BABYLON, N.Y. — The mother of a missing Maine woman last seen working as an escort in New York submitted a DNA sample Wednesday to authorities trying to determine the identities of four women whose bodies were found dumped on a deserted beach highway on Long Island.
Meanwhile, the FBI offered its assistance with the investigation by Suffolk County authorities, who suspect they may be dealing with a serial killer.
Authorities obtained the DNA sample from Lorraine Ela and will ship it to New York in an effort to determine whether one of the bodies found is that of the woman's daughter, said Robert Moulton, chief of the Scarborough, Maine, Police Department.
Megan Waterman, who advertised her escort services on the online classifieds site Craigslist, was last seen in June at a Hauppauge, N.Y., hotel where she went with her boyfriend. The hotel is about 15 miles from where the bodies were found this week.

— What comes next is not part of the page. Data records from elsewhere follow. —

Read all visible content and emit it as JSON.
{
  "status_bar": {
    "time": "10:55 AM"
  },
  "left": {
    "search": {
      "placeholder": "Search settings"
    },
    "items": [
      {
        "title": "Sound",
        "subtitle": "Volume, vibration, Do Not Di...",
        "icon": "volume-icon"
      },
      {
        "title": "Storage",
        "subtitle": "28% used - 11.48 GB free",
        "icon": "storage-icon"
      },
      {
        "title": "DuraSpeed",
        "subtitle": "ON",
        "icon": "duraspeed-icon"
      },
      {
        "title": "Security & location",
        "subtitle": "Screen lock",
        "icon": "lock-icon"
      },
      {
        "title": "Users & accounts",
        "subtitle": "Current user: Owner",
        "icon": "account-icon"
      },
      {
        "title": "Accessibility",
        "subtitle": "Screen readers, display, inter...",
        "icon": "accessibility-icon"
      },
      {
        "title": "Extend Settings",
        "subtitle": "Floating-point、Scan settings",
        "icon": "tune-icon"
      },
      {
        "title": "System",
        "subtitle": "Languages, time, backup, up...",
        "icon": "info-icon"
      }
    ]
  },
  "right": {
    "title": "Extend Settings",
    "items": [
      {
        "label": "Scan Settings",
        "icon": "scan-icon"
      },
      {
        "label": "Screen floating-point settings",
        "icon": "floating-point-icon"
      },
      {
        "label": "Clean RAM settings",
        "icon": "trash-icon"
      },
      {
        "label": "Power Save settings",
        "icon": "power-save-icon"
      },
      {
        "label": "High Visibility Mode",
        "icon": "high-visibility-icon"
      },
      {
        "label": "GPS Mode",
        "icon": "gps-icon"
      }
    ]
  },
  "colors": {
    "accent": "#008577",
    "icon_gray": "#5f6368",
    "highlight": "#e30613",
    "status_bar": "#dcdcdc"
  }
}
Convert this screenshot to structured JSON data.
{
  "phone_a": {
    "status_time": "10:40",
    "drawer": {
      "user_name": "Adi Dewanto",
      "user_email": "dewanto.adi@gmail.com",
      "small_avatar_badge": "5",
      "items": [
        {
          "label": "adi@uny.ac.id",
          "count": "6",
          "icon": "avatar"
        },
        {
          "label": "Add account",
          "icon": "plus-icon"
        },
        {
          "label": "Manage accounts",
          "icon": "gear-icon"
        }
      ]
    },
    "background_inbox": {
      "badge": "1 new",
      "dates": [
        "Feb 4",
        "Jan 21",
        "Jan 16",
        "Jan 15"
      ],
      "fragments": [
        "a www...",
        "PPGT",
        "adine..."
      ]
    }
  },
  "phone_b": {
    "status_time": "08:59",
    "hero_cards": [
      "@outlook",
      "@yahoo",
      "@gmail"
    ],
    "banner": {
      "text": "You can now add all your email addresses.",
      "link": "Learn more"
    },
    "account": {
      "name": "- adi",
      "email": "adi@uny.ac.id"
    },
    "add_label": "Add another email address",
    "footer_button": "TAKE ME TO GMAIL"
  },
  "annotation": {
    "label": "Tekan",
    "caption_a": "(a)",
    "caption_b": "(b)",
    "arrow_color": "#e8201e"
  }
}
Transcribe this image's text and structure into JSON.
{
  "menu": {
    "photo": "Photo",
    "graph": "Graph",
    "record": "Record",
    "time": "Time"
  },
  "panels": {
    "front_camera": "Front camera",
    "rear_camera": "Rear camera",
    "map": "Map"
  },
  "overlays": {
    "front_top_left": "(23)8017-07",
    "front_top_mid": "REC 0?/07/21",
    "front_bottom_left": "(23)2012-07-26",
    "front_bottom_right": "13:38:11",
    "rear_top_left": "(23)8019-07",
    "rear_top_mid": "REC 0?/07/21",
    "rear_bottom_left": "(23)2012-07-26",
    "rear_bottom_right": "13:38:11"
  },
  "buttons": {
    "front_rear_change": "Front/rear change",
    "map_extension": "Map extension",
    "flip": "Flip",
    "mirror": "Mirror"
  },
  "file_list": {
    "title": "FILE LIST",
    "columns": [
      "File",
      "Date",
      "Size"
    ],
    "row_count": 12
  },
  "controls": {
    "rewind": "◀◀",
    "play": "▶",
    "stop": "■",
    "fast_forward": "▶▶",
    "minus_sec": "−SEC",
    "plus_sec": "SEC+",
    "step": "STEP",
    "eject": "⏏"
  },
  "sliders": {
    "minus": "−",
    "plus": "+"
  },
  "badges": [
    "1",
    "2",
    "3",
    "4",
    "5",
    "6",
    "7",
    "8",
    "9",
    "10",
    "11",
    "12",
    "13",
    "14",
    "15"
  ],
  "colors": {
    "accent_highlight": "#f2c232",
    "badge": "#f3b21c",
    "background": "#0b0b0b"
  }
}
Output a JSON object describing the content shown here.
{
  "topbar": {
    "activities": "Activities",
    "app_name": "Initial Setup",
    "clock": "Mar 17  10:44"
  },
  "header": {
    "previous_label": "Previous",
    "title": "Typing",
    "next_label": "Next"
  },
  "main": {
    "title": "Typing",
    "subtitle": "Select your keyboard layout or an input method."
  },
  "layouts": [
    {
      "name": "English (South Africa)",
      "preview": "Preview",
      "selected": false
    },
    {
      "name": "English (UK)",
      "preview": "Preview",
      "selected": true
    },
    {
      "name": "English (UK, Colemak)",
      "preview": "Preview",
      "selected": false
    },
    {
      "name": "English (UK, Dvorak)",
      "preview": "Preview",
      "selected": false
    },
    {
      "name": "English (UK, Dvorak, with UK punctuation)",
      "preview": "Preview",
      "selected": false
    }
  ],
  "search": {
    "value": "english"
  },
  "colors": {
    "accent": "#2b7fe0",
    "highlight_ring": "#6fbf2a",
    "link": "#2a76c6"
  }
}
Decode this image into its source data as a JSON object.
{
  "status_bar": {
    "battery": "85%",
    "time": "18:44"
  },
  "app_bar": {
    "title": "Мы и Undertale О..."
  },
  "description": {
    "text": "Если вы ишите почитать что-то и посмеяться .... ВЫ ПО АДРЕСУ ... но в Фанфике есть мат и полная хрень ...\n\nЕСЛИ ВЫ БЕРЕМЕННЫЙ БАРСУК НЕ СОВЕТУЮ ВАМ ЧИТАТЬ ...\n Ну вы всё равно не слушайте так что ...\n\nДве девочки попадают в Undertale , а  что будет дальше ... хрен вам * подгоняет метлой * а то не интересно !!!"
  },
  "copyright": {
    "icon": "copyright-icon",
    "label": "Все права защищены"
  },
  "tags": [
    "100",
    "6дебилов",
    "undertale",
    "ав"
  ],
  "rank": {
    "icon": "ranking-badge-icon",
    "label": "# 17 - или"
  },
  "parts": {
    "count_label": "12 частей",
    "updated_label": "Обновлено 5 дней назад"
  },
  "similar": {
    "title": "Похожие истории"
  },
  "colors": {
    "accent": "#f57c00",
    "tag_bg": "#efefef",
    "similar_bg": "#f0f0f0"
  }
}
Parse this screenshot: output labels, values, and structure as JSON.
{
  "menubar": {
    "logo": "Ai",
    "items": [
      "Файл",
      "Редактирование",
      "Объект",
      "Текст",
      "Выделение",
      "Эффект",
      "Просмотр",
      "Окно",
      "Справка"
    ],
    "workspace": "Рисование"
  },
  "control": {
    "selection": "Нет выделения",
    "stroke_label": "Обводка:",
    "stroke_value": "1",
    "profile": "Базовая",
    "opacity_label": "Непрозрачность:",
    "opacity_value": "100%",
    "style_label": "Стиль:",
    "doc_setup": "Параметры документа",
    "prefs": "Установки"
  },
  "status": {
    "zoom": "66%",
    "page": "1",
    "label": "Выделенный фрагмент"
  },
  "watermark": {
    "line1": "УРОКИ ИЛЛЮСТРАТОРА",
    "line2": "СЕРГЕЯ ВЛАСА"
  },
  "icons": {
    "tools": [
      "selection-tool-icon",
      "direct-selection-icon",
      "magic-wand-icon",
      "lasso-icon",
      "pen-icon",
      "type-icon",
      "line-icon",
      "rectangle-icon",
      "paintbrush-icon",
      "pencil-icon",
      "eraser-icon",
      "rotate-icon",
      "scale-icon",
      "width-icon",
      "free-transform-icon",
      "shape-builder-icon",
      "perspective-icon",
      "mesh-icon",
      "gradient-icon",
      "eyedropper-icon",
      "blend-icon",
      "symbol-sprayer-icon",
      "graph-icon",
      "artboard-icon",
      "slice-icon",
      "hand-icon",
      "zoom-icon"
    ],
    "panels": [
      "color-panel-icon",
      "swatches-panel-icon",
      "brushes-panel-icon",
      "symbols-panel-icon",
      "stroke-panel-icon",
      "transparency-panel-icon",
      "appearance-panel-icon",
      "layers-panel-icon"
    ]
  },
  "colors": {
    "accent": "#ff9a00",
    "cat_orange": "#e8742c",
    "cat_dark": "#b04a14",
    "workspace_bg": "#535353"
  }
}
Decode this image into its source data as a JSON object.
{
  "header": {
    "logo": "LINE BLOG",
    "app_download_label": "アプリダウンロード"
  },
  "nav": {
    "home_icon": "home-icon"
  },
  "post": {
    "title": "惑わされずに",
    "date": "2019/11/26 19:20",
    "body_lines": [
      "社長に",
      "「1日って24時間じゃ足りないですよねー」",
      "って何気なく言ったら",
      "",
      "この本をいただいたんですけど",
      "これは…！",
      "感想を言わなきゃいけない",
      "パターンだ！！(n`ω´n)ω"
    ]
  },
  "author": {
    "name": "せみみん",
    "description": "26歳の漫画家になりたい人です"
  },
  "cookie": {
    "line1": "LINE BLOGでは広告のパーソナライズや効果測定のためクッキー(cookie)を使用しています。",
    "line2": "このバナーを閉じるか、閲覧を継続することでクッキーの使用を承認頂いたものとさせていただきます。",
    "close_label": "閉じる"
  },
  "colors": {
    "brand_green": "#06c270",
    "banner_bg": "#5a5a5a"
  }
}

"There's definitely a possibility, but we're on hold at this point," Moulton said of the suspicion that one of the victims is Waterman.
Investigators are looking into the disappearance of both Waterman and a 24-year-old Jersey City, N.J., woman who was last seen on May 1. Shannon Gilbert was working as a prostitute, authorities said, when she disappeared not far from where the bodies were found.
Suffolk County police discovered the first body on Saturday and the other three on Monday while following up on a missing-persons report for Gilbert. A Long Island resident recalled seeing the woman believed to be Gilbert briefly at his door around 4:45 a.m. May 1.
"I heard screaming at my front door," said Gustav Coletti, who lives in Ocean Beach, about three miles from where the bodies were found.
"She was saying, `I need help, I need help, they're after me,'" Coletti told The Associated Press in a telephone interview. He told the woman he was calling the police, but she immediately turned around and fled, he said.
A few moments later, a man in a sport-utility vehicle drove past the house and told Coletti he was looking for the woman. Coletti said the driver told him they had been at a party and the woman had become upset.
"He took off after and I waited for the police," he said. That was the last he saw of either the driver or woman, said Coletti, who could not offer details on the SUV or the man.
Juan Cosme, who lived across the hall from Gilbert and her boyfriend in Jersey City, said he often heard the couple fighting loudly through a shared wall.
"They were always arguing, like curdling screams sometimes," Cosme said. "I called the police a few times when they went at it at three in the morning and there was like a loud banging on the walls; I don't know if the police ever came."
Cosme said that when he saw Gilbert alone she rarely made eye contact and would only occasionally mumble "hello."
The four bodies were systematically dumped, perhaps over a period of 18 months or longer, along a desolate, windy stretch of highway east of Jones Beach State Park on Long Island's south shore, police said. Because the bodies were each just off the highway and within a quarter-mile of each other, police suspect the deaths are connected.
"We're looking at that – that we could have a serial killer," Dormer told reporters Tuesday. "I don't think it's a coincidence that four bodies ended up in this area."
Family members became worried about Waterman after not hearing from her during a trip to New York in early June, her mother told the AP. Waterman always called three times a day to speak to her 4-year-old daughter, Liliana, but the last call came on the night of June 5, she said.
When police searched the hotel room they found Waterman's clothing, makeup, cell phone and other belongings, Ela said.
Liliana is now staying with Ela's mother in the Portland area.
Police did not search along the Long Island highway, about 45 miles east of Manhattan, on Wednesday, but a spokeswoman said it was likely investigators would return there in the coming days.
Detectives believe the four were killed elsewhere and then taken to the site, a narrow strip of land that divides the Great South Bay from the Atlantic Ocean. The four-lane parkway runs through the middle, connecting Jones Beach State Park with several state- and town-run beaches to its east.